--- START ---

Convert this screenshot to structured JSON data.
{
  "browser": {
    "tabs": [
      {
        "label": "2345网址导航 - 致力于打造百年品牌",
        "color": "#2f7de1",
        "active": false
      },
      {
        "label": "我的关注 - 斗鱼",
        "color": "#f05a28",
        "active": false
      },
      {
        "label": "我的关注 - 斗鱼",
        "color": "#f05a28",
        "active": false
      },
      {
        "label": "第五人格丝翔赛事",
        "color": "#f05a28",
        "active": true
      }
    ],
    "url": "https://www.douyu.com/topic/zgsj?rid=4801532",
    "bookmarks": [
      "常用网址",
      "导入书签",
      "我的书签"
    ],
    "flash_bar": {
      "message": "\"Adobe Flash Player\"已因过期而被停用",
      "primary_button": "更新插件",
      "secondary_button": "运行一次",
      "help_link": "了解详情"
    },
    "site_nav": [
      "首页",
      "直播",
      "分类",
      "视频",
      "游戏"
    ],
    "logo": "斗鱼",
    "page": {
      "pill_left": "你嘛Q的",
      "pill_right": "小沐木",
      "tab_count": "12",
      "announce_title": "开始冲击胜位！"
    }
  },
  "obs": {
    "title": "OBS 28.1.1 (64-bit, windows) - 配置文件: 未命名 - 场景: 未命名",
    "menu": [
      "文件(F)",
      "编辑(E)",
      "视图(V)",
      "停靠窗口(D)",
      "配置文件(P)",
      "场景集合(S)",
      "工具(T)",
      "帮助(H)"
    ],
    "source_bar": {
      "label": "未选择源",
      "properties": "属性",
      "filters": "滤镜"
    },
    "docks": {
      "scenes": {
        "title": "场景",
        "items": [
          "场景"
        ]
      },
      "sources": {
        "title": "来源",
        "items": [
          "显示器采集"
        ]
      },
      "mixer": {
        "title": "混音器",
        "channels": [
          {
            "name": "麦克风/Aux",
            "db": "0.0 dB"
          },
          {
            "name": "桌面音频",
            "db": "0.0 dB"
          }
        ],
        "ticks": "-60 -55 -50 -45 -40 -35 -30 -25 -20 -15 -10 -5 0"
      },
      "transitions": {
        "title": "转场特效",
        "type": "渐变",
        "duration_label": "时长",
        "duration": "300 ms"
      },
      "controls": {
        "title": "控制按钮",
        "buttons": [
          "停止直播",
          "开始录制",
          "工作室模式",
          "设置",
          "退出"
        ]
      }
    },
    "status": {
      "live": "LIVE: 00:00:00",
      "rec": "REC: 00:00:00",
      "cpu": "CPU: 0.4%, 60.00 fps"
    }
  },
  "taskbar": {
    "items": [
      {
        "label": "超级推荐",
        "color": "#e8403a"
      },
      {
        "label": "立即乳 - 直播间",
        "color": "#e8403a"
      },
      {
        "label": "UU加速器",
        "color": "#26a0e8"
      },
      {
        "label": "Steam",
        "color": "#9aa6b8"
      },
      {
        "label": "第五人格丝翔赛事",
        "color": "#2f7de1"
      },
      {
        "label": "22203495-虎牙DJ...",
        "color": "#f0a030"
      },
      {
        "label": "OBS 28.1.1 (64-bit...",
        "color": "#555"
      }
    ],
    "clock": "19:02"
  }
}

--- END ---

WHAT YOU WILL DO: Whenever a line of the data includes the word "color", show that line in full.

REPLY TO THE EXERCISE:
        "color": "#2f7de1",
        "color": "#f05a28",
        "color": "#f05a28",
        "color": "#f05a28",
        "color": "#e8403a"
        "color": "#e8403a"
        "color": "#26a0e8"
        "color": "#9aa6b8"
        "color": "#2f7de1"
        "color": "#f0a030"
        "color": "#555"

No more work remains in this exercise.